HOMEOWNERS were last night warned that banks and building societies are set to hike mortgage rates, starting as early as March.

The move would hit the thousands of people with standard variable rates, as lenders are free to increase these mortgage rates irrespective of what the European Central Bank (ECB) does.

People with standard rate mortgages should lock in to a fixed rate, as these rates are at historically low levels, a report by Karl Deeter of Irish Mortgage Brokers, advises.

Under-pressure lenders will push up standard variable rates by as much as 1pc this year, and another 0.5pc next year, Mr Deeter said.

"This will apply to existing variable-rate holders and not only to new business applicants. It is just a question of who will move first," the report states.

Some eight out of 10 mortgages in the Irish market are either standard variable or tracker mortgages.

There is no breakdown available of the numbers of each, but it is estimated that up to 250,000 homeowners have standard variable rates. Trackers can only rise when the ECB rate changes.

Last summer, Permanent TSB was heavily criticised when it raised the rates by 0.25pc for its existing standard variable-rate customers. The move impacted 50,000 customers.

Other banks, including AIB and Bank of Ireland, were thought to be preparing to hike their rates at the time but held back following the criticism of Permanent TSB.

The Irish Mortgage Brokers' report warned that there could be pain for those with tracker rates as well this year.

Tracker mortgage rates only move when the ECB changes its rates, but Mr Deeter has warned that a rate rise could come as soon as the end of the summer, with a 0.5pc rise likely.


But Mr Deeter said banks and building societies would be forced to push up mortgage rates for existing standard-rate customers ahead of any ECB change because they were losing money on mortgages.

"There are already foreign-owned banks with variable rates in excess of 5pc and 6pc. For indigenous banks to be in the market as low as 2.25pc is ridiculous," Mr Deeter said.

Ulster Bank has a variable rate of 5pc and Bank of Scotland (Ireland) has a 6pc rate, with AIB charging as low as 2.25pc.

Mr Deeter advised anyone with a standard variable rate to lock in to a fixed rate.

"We believe there is a small window of opportunity on the fixed rate front that we will not see recurring for many years," he said in the report.

The report also calls for a mortgage rescue scheme to be introduced, warning that higher interest rates could lead to homeowners struggling to meet repayments and a further implosion of the housing market.

Mr Deeter warned that Bank of Ireland and AIB come to the end of the one-year moratorium on repossessions next month.

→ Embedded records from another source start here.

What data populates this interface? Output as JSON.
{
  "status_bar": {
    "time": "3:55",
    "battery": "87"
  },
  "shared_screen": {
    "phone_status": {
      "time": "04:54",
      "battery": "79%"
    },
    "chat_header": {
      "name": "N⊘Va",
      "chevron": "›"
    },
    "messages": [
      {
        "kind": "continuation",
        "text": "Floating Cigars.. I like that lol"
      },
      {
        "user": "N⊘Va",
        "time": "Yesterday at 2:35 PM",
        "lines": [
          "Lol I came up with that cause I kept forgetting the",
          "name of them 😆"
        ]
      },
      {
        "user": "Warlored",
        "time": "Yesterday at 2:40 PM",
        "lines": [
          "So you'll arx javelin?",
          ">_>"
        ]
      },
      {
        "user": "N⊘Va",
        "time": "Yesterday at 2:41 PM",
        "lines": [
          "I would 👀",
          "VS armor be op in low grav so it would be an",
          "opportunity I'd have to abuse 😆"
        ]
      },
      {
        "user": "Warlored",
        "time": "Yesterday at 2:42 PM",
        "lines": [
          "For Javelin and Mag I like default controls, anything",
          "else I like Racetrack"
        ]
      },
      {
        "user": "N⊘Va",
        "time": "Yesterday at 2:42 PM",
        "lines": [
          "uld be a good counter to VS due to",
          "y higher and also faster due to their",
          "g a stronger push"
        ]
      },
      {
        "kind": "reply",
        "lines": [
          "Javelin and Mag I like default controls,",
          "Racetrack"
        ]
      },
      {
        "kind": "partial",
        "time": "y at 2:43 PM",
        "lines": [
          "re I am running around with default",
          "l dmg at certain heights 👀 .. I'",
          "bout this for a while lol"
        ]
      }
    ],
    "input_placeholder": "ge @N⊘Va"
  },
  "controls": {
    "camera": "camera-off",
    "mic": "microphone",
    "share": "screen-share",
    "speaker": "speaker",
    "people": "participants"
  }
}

Meanwhile, the Professional Insurance Brokers Association said that the ECB may not raise rates immediately, but this will not stop lenders from attempting to increase rates.

Rachel Doyle of PIBA said: "Mortgage holders would be well advised to consider fixing for periods of five years or longer. Fixing at a good rate for longer terms gives security and enables better planning."

Irish Independent